▶ _Directions_: In the entries below, find each line bearing the string "true" and copy it.

▶ _Study material_:

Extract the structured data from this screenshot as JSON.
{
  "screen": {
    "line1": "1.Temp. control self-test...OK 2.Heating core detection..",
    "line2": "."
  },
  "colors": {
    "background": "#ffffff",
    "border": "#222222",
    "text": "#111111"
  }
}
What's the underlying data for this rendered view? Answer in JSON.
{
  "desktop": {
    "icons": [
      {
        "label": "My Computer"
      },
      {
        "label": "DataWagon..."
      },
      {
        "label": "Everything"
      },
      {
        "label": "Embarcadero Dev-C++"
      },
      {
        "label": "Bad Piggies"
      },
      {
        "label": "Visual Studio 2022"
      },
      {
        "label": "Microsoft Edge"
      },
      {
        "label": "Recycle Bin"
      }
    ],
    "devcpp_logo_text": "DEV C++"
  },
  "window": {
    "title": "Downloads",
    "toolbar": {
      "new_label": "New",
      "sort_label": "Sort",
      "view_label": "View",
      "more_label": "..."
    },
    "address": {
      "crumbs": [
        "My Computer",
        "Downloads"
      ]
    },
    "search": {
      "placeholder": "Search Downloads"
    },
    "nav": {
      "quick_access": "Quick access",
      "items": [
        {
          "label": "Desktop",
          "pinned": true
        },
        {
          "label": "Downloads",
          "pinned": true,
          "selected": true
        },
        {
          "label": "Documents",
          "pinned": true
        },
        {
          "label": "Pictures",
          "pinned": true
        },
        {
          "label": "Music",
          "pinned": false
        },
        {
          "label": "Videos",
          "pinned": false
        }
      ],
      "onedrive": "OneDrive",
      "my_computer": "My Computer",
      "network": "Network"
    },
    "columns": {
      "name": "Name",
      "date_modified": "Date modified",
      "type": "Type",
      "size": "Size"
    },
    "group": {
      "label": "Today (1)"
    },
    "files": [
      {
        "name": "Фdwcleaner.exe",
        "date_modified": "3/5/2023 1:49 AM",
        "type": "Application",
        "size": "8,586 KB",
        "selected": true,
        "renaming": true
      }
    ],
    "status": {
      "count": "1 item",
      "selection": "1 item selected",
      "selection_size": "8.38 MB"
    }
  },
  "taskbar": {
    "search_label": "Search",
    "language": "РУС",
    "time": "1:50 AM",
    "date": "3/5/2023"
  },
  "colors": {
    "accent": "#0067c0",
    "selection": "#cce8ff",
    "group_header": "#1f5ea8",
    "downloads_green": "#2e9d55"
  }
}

▶ _Response_:
          "pinned": true
          "pinned": true,
          "selected": true
          "pinned": true
          "pinned": true
        "selected": true,
        "renaming": true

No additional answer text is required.